Without unions there would be no middle class. I want you to remember that as we discuss just what is “right to work” legislation. Don’t let the name fool you. It does NOT mean that you have a right to any particular job, or that you can sue your employer just for being fired (whether you deserved it or not). What it really refers to is your right to work at a place without being forced to join a union. Before going into more detail about the concept, here’s a brief (less than 2 minutes) video on the history of unions. For a timeline of major events in union history, see here.
The year 1947 saw one of the most significant changes to union and labor law. Prior to that year, if you wanted to work at a place where the employees belonged to a union, you could be required to join that union and pay dues to it. (And that union could spend those dues on many things with which you may not have agreed.) There were exceptions, such as certain federal jobs (ironically), but closed shops were not unusual. You had to join the union and pay its dues to work there, and if you were no longer in the union (for whatever reason) you could be fired. In the 1947, the very pro-business 80th Congress, when both Houses were controlled by the Republican Party, passed the Labor Management Relations Act (nicknamed the Taft-Hartley Act) over President Harry Truman’s veto. For a “Do Nothing Congress”, they sure did a doozy with that one. They were a very anti-union Congress, and we should be grateful they didn’t pass more legislation.
You often hear that unionized places force people to join the union, but that’s not true (thanks to the Taft-Hartley Act.) State right to work laws force all unionized shops to become “open shops,” meaning employees cannot be forced to join a union. They also have the right to enjoy all the benefits that union workers enjoy. The union might fight for better working conditions for you and your fellow employees (it isn’t always about more pay), but whether or not you join the union you can, by law, enjoy whatever benefits the union wins. If they want, non-union workers can ask the union for help in dealing with their employer, and while they don’t have to pay union dues, they do have to compensate the union for acting on their behalf. But other than that, you can work at any non-federal place that has a union without being forced to join the union.

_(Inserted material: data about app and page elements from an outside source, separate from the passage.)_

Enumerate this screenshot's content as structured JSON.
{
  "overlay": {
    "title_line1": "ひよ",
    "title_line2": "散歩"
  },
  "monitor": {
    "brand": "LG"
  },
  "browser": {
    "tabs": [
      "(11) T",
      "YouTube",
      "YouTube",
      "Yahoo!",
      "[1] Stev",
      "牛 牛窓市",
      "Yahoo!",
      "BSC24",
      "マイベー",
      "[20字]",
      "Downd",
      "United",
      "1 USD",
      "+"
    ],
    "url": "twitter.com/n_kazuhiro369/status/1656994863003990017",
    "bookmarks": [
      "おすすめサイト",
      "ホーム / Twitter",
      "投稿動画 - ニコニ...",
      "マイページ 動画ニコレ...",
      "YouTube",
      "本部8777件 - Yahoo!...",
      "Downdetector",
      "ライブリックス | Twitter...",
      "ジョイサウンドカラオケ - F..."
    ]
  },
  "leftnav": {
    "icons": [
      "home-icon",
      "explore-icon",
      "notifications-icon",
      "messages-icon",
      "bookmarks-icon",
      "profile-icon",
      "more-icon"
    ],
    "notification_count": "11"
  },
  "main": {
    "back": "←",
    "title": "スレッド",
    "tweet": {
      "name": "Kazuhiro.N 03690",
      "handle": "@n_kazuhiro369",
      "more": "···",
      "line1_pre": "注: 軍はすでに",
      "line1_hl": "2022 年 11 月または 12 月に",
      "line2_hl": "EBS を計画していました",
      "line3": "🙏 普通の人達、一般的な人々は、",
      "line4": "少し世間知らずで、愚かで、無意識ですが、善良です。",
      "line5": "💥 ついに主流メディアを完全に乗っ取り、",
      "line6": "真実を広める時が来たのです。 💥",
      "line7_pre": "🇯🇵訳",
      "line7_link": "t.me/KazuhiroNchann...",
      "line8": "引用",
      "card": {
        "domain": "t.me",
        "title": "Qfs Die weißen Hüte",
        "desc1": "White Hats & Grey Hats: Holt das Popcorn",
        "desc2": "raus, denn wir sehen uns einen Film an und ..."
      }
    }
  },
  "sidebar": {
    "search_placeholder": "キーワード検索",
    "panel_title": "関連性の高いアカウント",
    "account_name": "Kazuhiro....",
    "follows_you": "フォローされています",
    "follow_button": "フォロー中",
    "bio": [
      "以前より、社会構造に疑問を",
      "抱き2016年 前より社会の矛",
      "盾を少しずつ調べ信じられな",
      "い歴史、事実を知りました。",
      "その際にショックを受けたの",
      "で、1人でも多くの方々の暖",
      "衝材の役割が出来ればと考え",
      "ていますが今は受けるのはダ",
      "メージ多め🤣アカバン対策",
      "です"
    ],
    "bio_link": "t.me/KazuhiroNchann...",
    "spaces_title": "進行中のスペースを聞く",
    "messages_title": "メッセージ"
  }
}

Now, you’re going to hear a lot of Republicans (like Michigan Governor Rick Snyder) say that right to work laws benefit workers and lead to more pay. Don’t believe it for a second. As union membership declines, so does middle class income. Without unions there would be no middle class.
As of this writing, the following 23 states have some form of right to work laws: Alabama, Arizona, Arkansas, Florida, Georgia, Idaho, Iowa, Kansas, Louisiana, Michigan(!), Mississippi, Nebraska, Nevada, North Carolina, North Dakota, Oklahoma, South Carolina, South Dakota, Tennessee, Texas, Utah, Virginia, Wyoming. The latest addition to that list is Michigan. Nobody campaigned on busting unions in Michigan, even the governor. Why not? Because if they did, they would have lost control of the state government. (You can also thank some heavily gerrymandered districts for that. More people voted for Democrats than for Republicans, but because of gerrymandered districts, more Republicans were sent to the next Congress than Democrats.)
Ask any union member about right to work laws and they’ll tell you they should be called “Right to Work For Less” laws, because that is the ultimate effect of those laws. When workers enjoy the right to bargain collectively, everybody benefits, including the business owners. Again, it isn’t just about fair pay though that is often at issue, it’s about all working conditions. Unions, by fighting for higher standards for workers, businesses, families, the environment, and public health and safety, have helped to build the middle class and make sure the economy works for everyone. Are you eligible for overtime pay for working more than 40 hours? You can thank unions for that. Do you get paid sick days? Thank unions again. Is your work place safe? It probably wouldn’t be without unions.
Interestingly enough, both sides see this as a “Freedom of Assembly” issue. The pro-union side sees it as the right to assemble with those with whom you do want to assemble, and the anti-union side sees it as the right to not have to assemble with those with whom you don’t want to assemble. In other words, the pro-union side sees it as the freedom of assembly, and the anti-union side sees it as the freedom from assembly.
Without unions, if you weren’t a member of the very, very wealthy elite (and if you’re reading this blog, you probably aren’t, but I thank you for being here), then you would be among the very poor. It would just be the very few rich and the very many poor. If Republicans had their way, there would be no unions at all. The only way to stop them is to vote them out of office. But that will be difficult because they’ve done their best to rig the elections so that fewer people can vote who would vote against them. It is a strategy without honor, but so is the Republican Party. While the year 2020 is a long way off, it will be a very, very, very important year for elections. That is the year the next census is conducted, and as a result of that census, voting districts will be redrawn. If Republicans manage to win more seats around the country (and I’m not just talking about Congress, I’m talking about state legislatures, too), they will put the final nails in the coffin of Democracy. They will rig any and all elections so that they can never be voted out of power. We cannot let that happen, and we don’t have to wait until then. Start voting them out of office now. Make sure you are registered to vote and VOTE! And whatever you do, do not vote for Republicans. They lie. All the time.
[This post originally appeared on Pick Wayne’s Brain and has been slightly modified.]